Canadian University Press — Toronto: A prominent international trade law firm says multilateral trade agreements pose a threat to public education.
Lawyers from Gottlieb and Pearson say private companies looking to invest in private, for-profit education in Canada could use provisions of the World Trade Organization (WTO) to demand governments cut funding to state-run education or provide private companies with financial subsidies previously reserved only for public institutions.
“Right now, the education system is not under much of a threat but it may soon become because there are a lot of universities and education service providers who would like to expand outside of Canada and go elsewhere,” said Bernard Colas, one of two lawyers commissioned by the Canadian Federation of Students (CFS) and Canadian Association of University Teachers (CAUT) to analyze the impact of global trade treaties on education.
“If a foreign government agrees to giving market access to providers, in exchange it could ask Canada to do the same and then the public education services would be in danger,” Colas said.
CFS chair Ian Boyko said the lawyers’ conclusions confirm his organization’s suspicions that Canada’s participation in WTO negotiations could prove hazardous for post-secondary education.
“[The legal opinion] is a tool to demonstrate that our concerns are valid and are not just figments of our imagination,” Boyko said.
The lawyers conclude there were not only insufficient protections for public education in the General Agreement on Trade in Services (GATS) — a services agreement signed six years ago by members of the WTO — but also that the agreement endangers hiring preference given to Canadian teachers and the restriction of degree-granting authority to Canadian institutions.
“I would like to believe the Canadian negotiators have the right position,” said David Robinson, associate executive director of the CAUT. “Unfortunately, the track record for this negotiating team is not very good.”
The Canadian government has lost most of the WTO tribunals launched against it by foreign companies seeking greater access to Canadian markets.

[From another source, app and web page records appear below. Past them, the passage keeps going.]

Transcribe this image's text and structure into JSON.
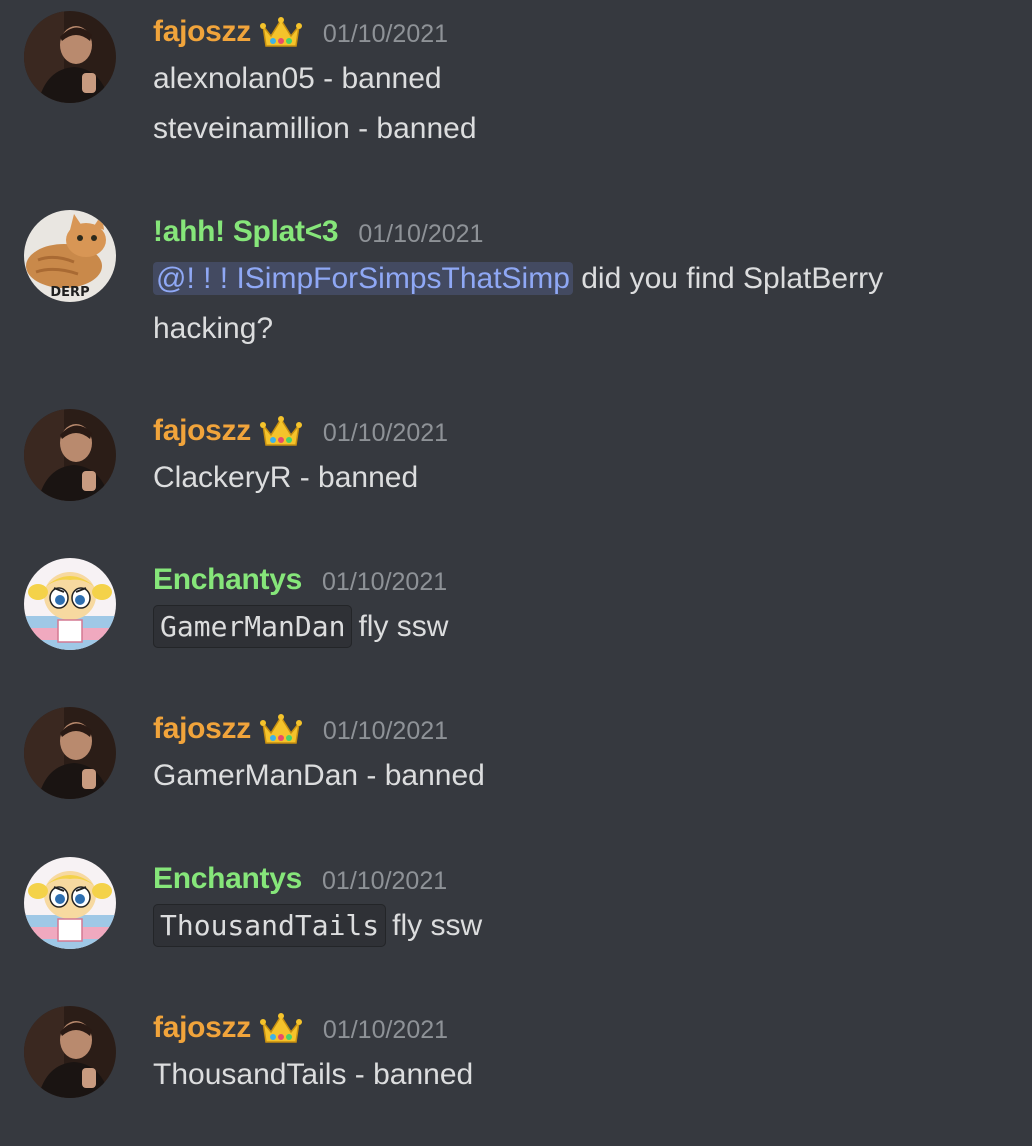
{
  "messages": [
    {
      "author": "fajoszz",
      "crown": true,
      "timestamp": "01/10/2021",
      "lines": [
        "alexnolan05 - banned",
        "steveinamillion - banned"
      ]
    },
    {
      "author": "!ahh! Splat<3",
      "timestamp": "01/10/2021",
      "avatar_text": "DERP",
      "mention": "@! ! ! ISimpForSimpsThatSimp",
      "text_after_mention": "did you find SplatBerry hacking?"
    },
    {
      "author": "fajoszz",
      "crown": true,
      "timestamp": "01/10/2021",
      "lines": [
        "ClackeryR - banned"
      ]
    },
    {
      "author": "Enchantys",
      "timestamp": "01/10/2021",
      "code": "GamerManDan",
      "text_after_code": "fly ssw"
    },
    {
      "author": "fajoszz",
      "crown": true,
      "timestamp": "01/10/2021",
      "lines": [
        "GamerManDan - banned"
      ]
    },
    {
      "author": "Enchantys",
      "timestamp": "01/10/2021",
      "code": "ThousandTails",
      "text_after_code": "fly ssw"
    },
    {
      "author": "fajoszz",
      "crown": true,
      "timestamp": "01/10/2021",
      "lines": [
        "ThousandTails - banned"
      ]
    }
  ],
  "colors": {
    "background": "#36393f",
    "author_gold": "#f1a43b",
    "author_green": "#86e67a",
    "timestamp": "#8e9297",
    "mention": "#8fa8f5"
  }
}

Under the GATS, companies offering services in foreign countries can sue governments for providing unfair subsidies to local companies. The legal opinion, however, found these subsidies could be interpreted to include government funding of not-for-profit education.
The Canadian government claims services that are fully under public control, such as education and health care, are exempt from the agreement.

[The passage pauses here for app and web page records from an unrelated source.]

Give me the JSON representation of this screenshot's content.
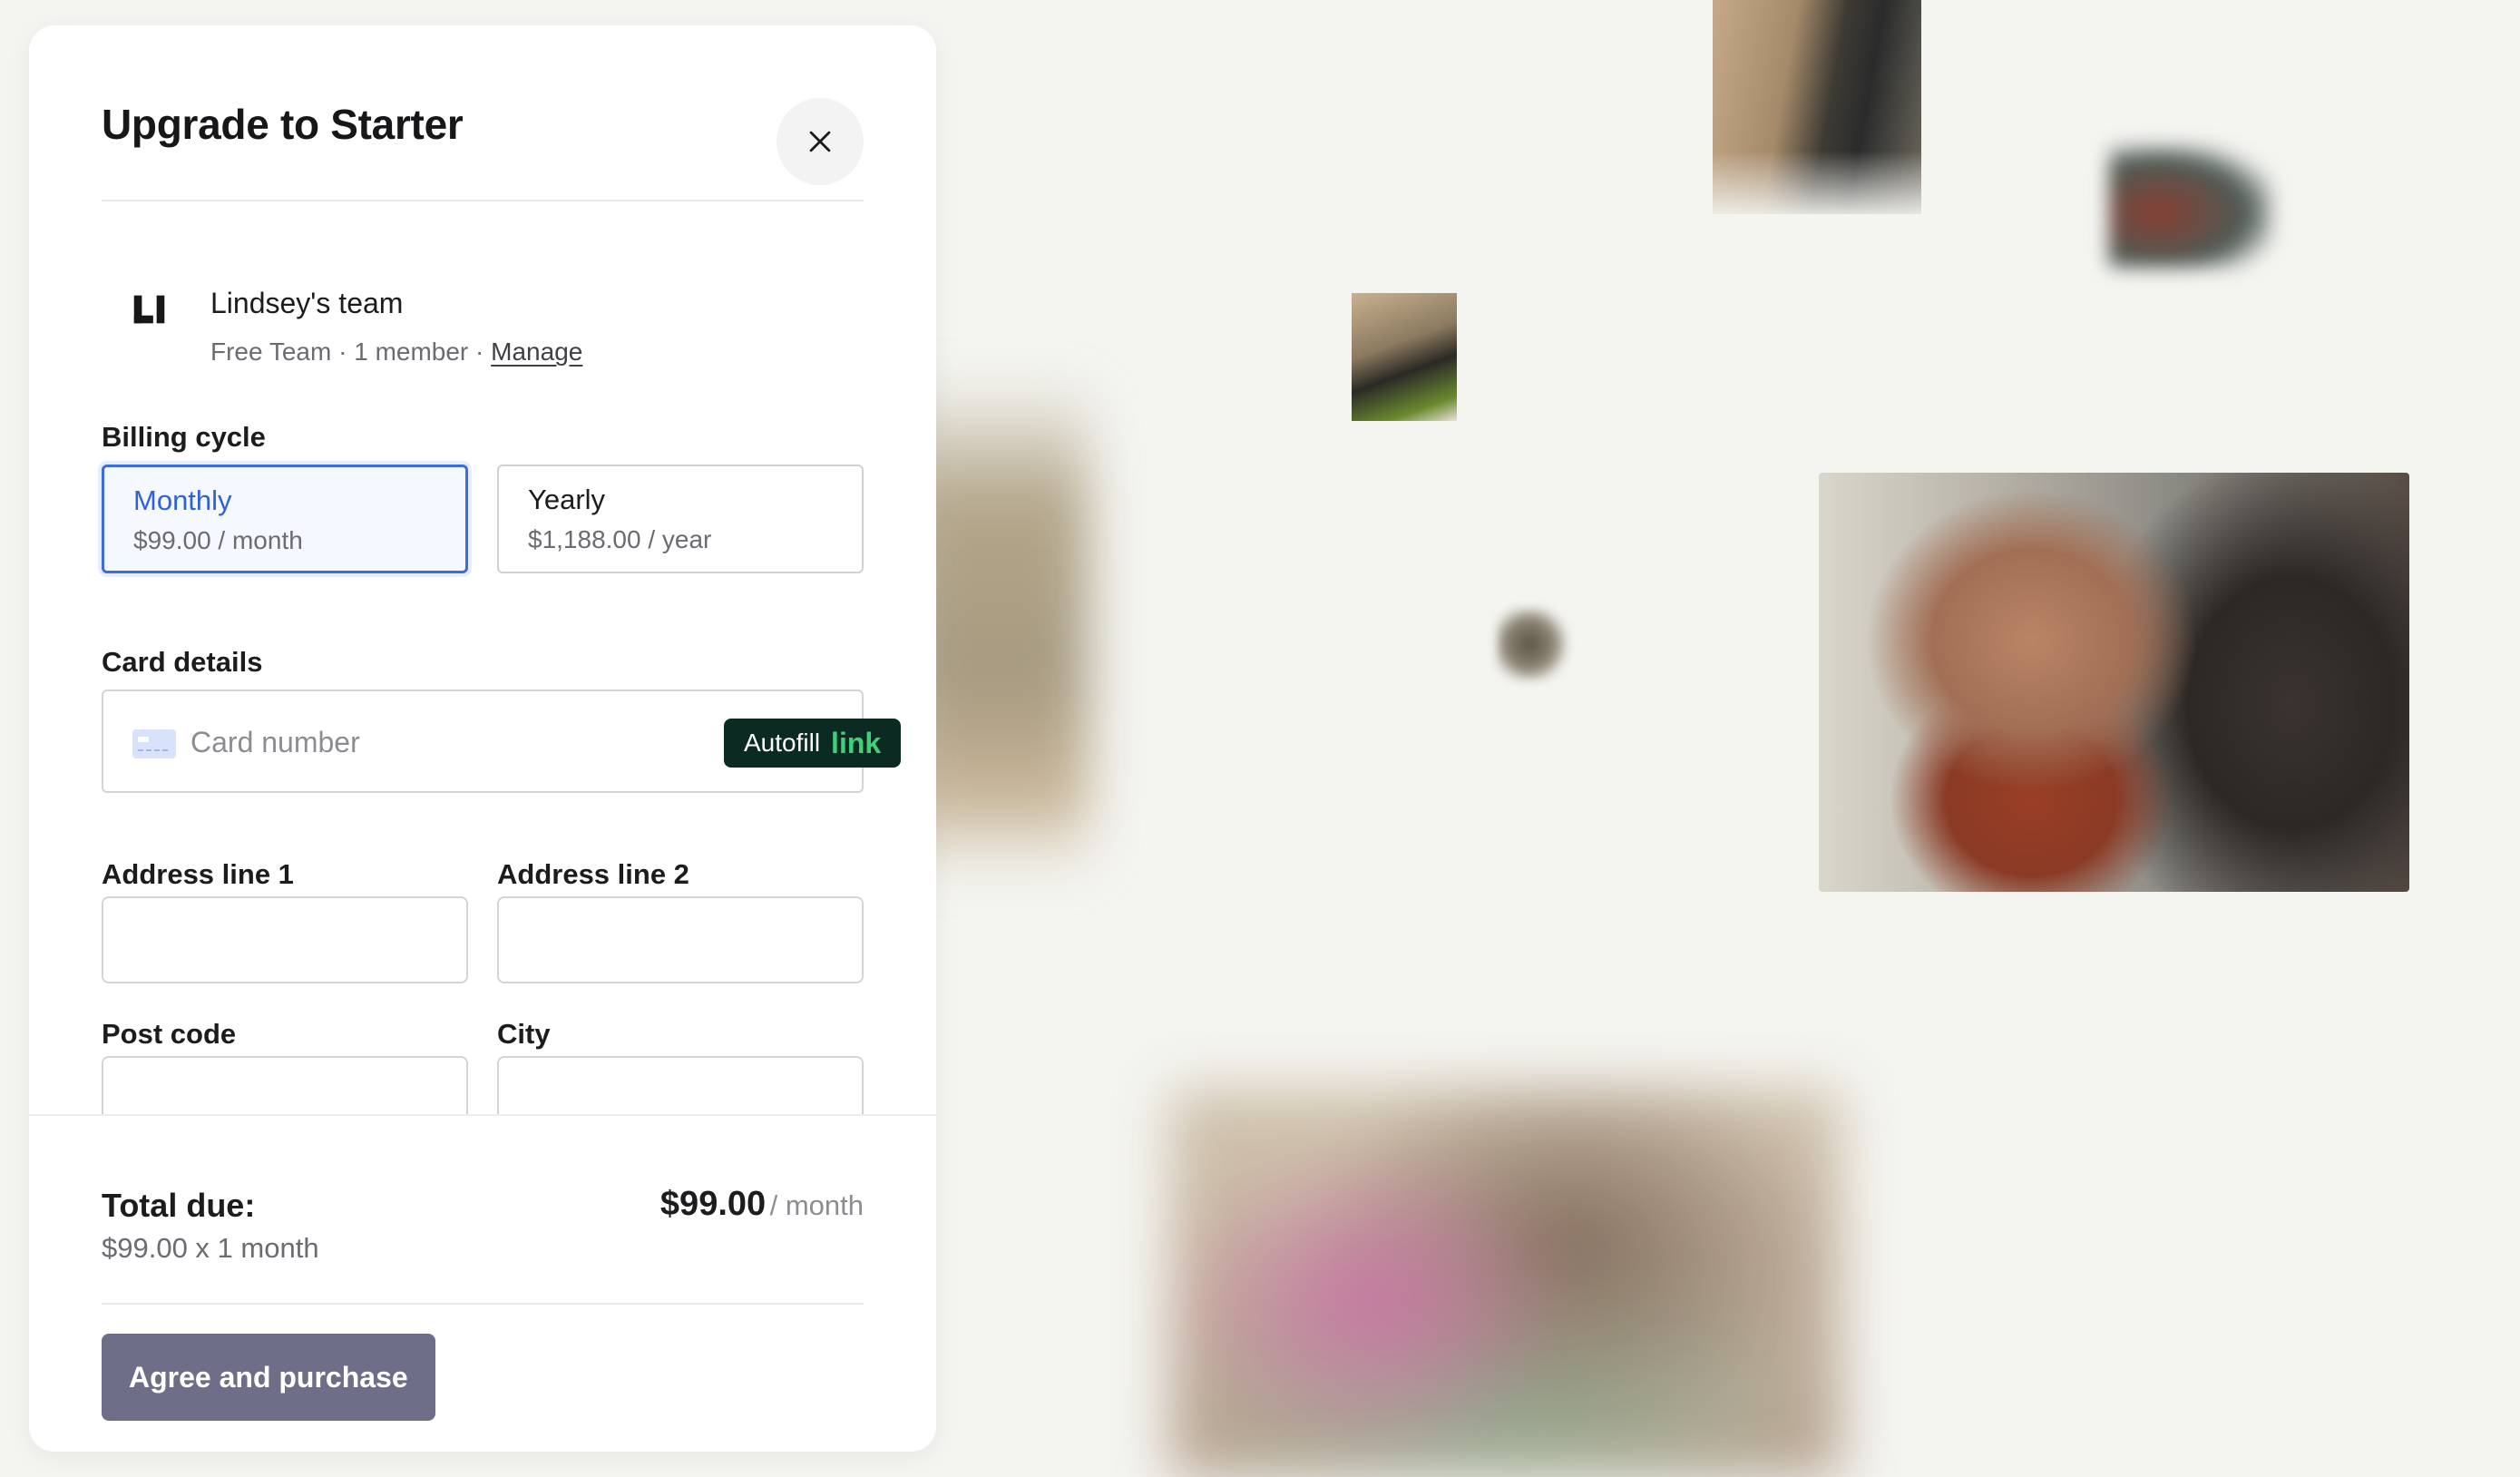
{
  "modal": {
    "title": "Upgrade to Starter",
    "close_icon": "close-icon"
  },
  "team": {
    "logo_text": "LI",
    "name": "Lindsey's team",
    "plan": "Free Team",
    "separator": "·",
    "members": "1 member",
    "manage_label": "Manage"
  },
  "billing": {
    "label": "Billing cycle",
    "options": [
      {
        "label": "Monthly",
        "price": "$99.00 / month",
        "selected": true
      },
      {
        "label": "Yearly",
        "price": "$1,188.00 / year",
        "selected": false
      }
    ]
  },
  "card": {
    "label": "Card details",
    "placeholder": "Card number",
    "autofill_text": "Autofill",
    "autofill_brand": "link",
    "icon": "credit-card-icon"
  },
  "address": {
    "line1_label": "Address line 1",
    "line1_value": "",
    "line2_label": "Address line 2",
    "line2_value": "",
    "postcode_label": "Post code",
    "postcode_value": "",
    "city_label": "City",
    "city_value": ""
  },
  "footer": {
    "total_label": "Total due:",
    "total_breakdown": "$99.00 x 1 month",
    "amount": "$99.00",
    "period": "/ month",
    "purchase_label": "Agree and purchase"
  },
  "colors": {
    "accent": "#3b6de0",
    "button": "#6e6e88",
    "link_brand_bg": "#0b2b22",
    "link_brand_fg": "#3fd07a",
    "background": "#f4f4f0"
  }
}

Critics of multilateral trade deals, however, say it is becoming increasing unclear if education is completely publicly administered in wake of recent developments that include degree-granting universities being allowed in Ontario, B.C. and Alberta, and tax-credits for parents who send their children to private school in Ontario.
Such a mixture of public and private funding amounts to “creeping privatization,” according to the CFS, and might jeopardize a university’s status as a public institution protected under the GATS.

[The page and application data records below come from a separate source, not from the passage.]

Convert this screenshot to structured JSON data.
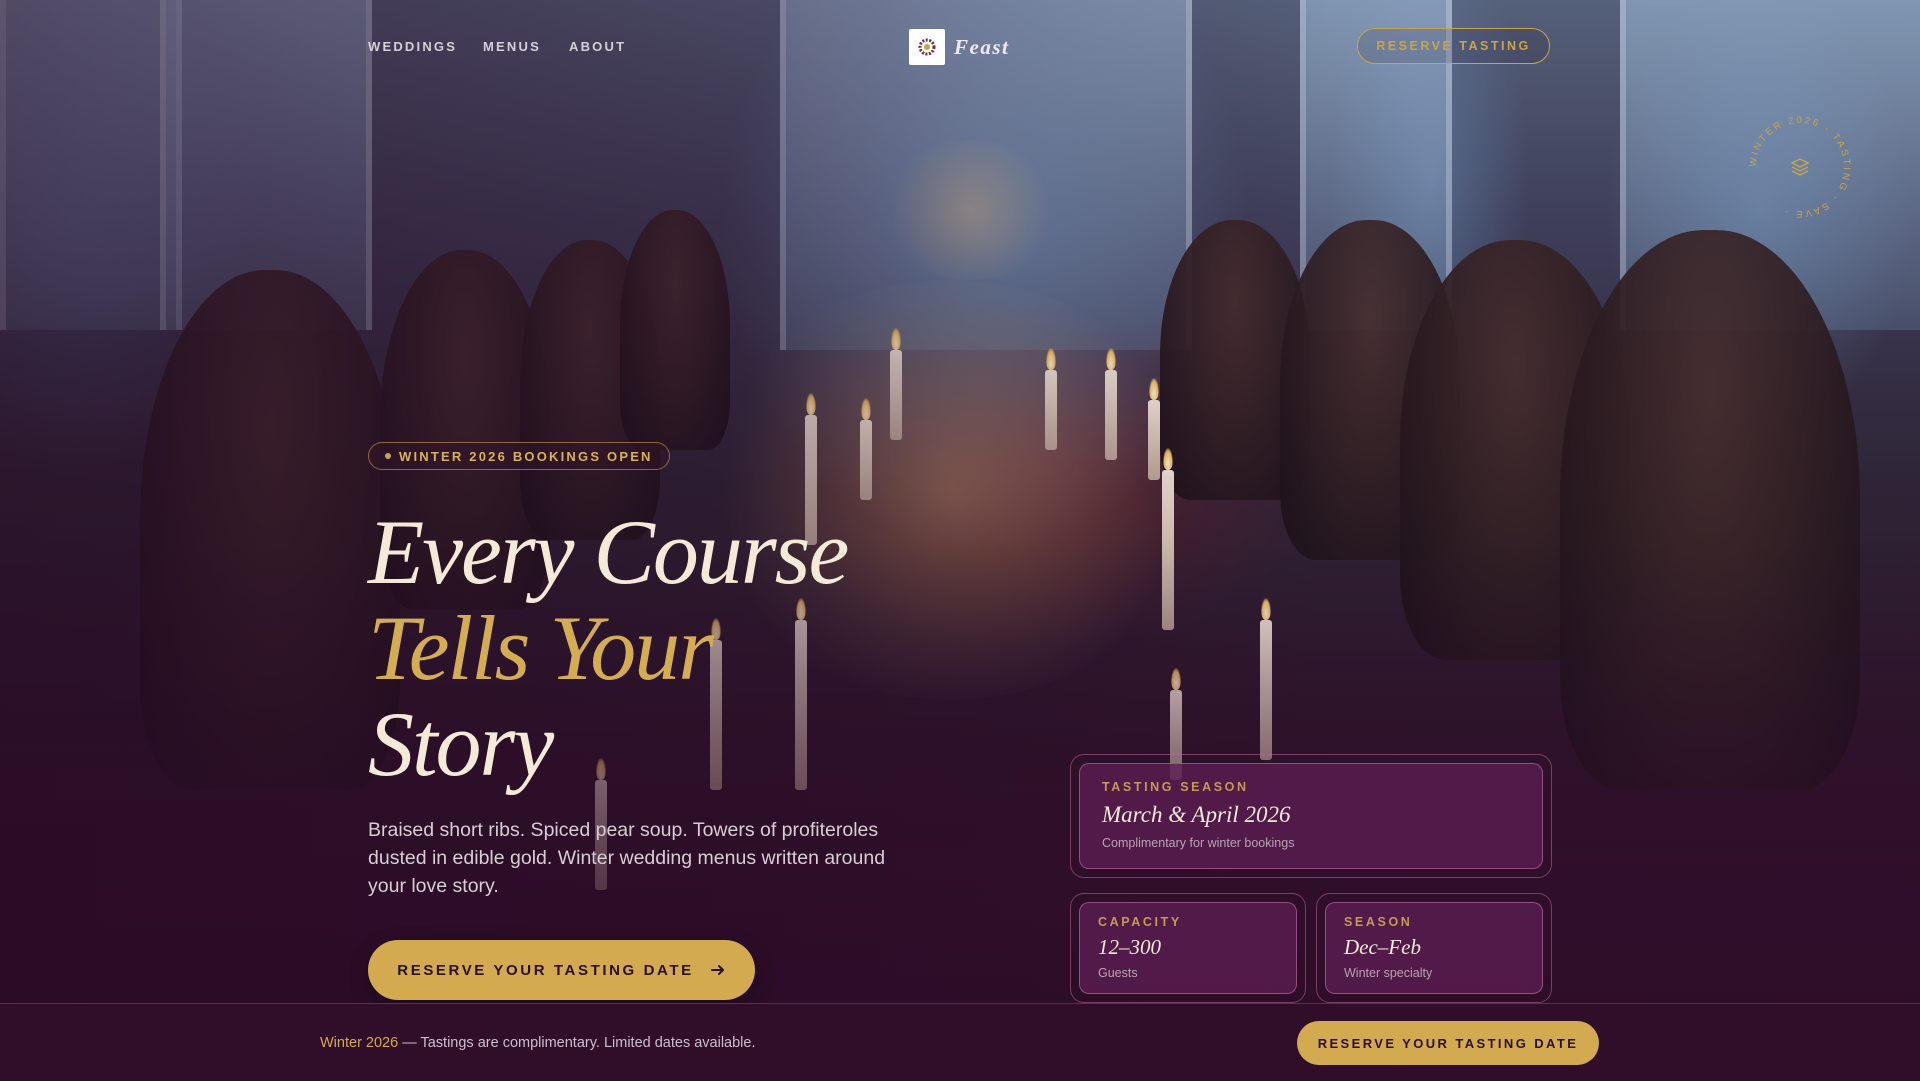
{
  "nav": {
    "links": [
      {
        "label": "WEDDINGS"
      },
      {
        "label": "MENUS"
      },
      {
        "label": "ABOUT"
      }
    ],
    "brand": "Feast",
    "reserve_label": "RESERVE TASTING"
  },
  "badge": {
    "ring_text": "WINTER 2026 · TASTING · SAVE ·"
  },
  "hero": {
    "pill": "WINTER 2026 BOOKINGS OPEN",
    "headline": {
      "line1": "Every Course",
      "line2": "Tells Your",
      "line3": "Story"
    },
    "subtext": "Braised short ribs. Spiced pear soup. Towers of profiteroles dusted in edible gold. Winter wedding menus written around your love story.",
    "cta_label": "RESERVE YOUR TASTING DATE"
  },
  "cards": {
    "tasting": {
      "label": "TASTING SEASON",
      "value": "March & April 2026",
      "note": "Complimentary for winter bookings"
    },
    "capacity": {
      "label": "CAPACITY",
      "value": "12–300",
      "note": "Guests"
    },
    "season": {
      "label": "SEASON",
      "value": "Dec–Feb",
      "note": "Winter specialty"
    }
  },
  "bottom_bar": {
    "highlight": "Winter 2026",
    "text": " — Tastings are complimentary. Limited dates available.",
    "cta_label": "RESERVE YOUR TASTING DATE"
  },
  "colors": {
    "gold": "#d3aa50",
    "plum": "#300e2a",
    "cream": "#f4ead7"
  },
  "icons": {
    "logo": "wreath-logo-icon",
    "badge": "layers-icon",
    "cta": "arrow-right-icon"
  }
}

“The Department of International Trade is overzealous in its efforts to guarantee that our private service providers will be given equal treatment to public institutions in other countries,” said Boyko. “They’re not being diligent enough in understanding what that’s going to do to Canada.”
Not so, said Department of International Trade spokesperson Oussamah Tamim.
“The government has always had the power to regulate our public education, even when there is some collaboration with the private sector,” he said.
“There are some fears that our government might yield in exchange for other things, and that’s a legitimate concern&but to us, public education is not a bargaining chip that we’re willing to abandon a little bit in favour of other things,” said Tamim.
In tandem with activists who staged anti-WTO demonstrations last week, organizations like the CAUT and the CFS have been lobbying the federal government to keep public education off the negotiating table.
Robinson said the CAUT and CFS presented International Trade Minister Pierre Pettigrew with the legal opinion two weeks ago, but there has been no response so far from his office.
We’re so glad you stopped by!
Thanks for consuming rabble content this year.
rabble.ca is 100% reader and donor funded, so as an avid reader of our content, we hope you will consider gifting rabble with a donation today!
Whether it be a one-time donation or a small monthly contribution, your support is critical to keep rabble writers producing the work you’ve come to rely on as a part of a healthy media diet.